From these pulp elements Castelli and his co-writer Tito Carpi craft a lean story that is supported by a solid performance by Estrada, and skillful camera work and editing. When it’s time to investigate, we learn new things along with our hero without being weighed down with info dumps. When it’s time for action, we are treated to some spectacular action sequences, complete with car explosions and shootouts.
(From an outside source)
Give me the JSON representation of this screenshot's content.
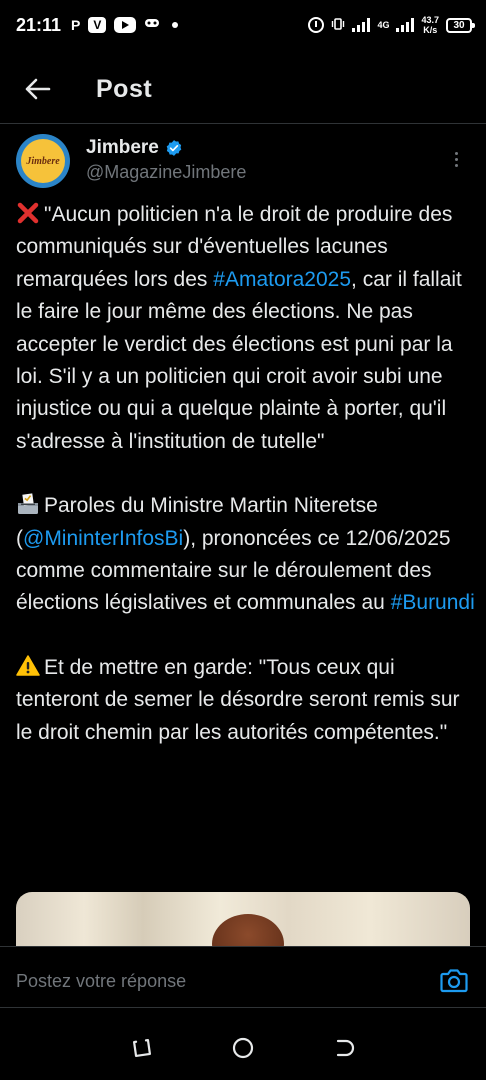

The IMBD entry for this film states that no less than 8 stuntmen were injured making this film. After you watch the movie, you’ll believe it. There’s no visible character development, but Ronn is more archetype than character. He moves through a landscape he’s very familiar with, acting as a shield against the forces of chaos through a defined set of characteristics. Though Light Blast is shot in the United States with an American actor as its star, it has the vitality that is distinctive of Eurocrime.
Italian genre films are known for their soundtracks, and this one is no exception. Horns, percussions and synth scores fade in and out through the movie’s running time as the action peaks and dips in intensity and we roll to the final showdown, where Svoboda makes the fatal error of wearing a Casio wristwatch. (Understandable. A methodical, calculating man like Svoboda would use a reliable watch, and who didn’t own a Casio back then?)
A True Vestron Video Classic!
Light Blast is an entertaining and suspenseful film, featuring a propulsive score, and face-melting practical effects approaching the quality of the ones seen in Raiders of the Lost Ark. But I get the feeling that not enough people have seen this film, and that needs to change! If you still need another endorsement, the VHS cover art for this film that I found on the internet shows the Vestron Video logo above the art.
Article by Melvin Cartagena – born and raised in Puerto Rico on a diet of mainstream, cult and action movies. Currently resides in Massachusetts where he writes fiction and nonfiction, and writes and draws comics. You can see his work on YouTube at RoboPulp Media.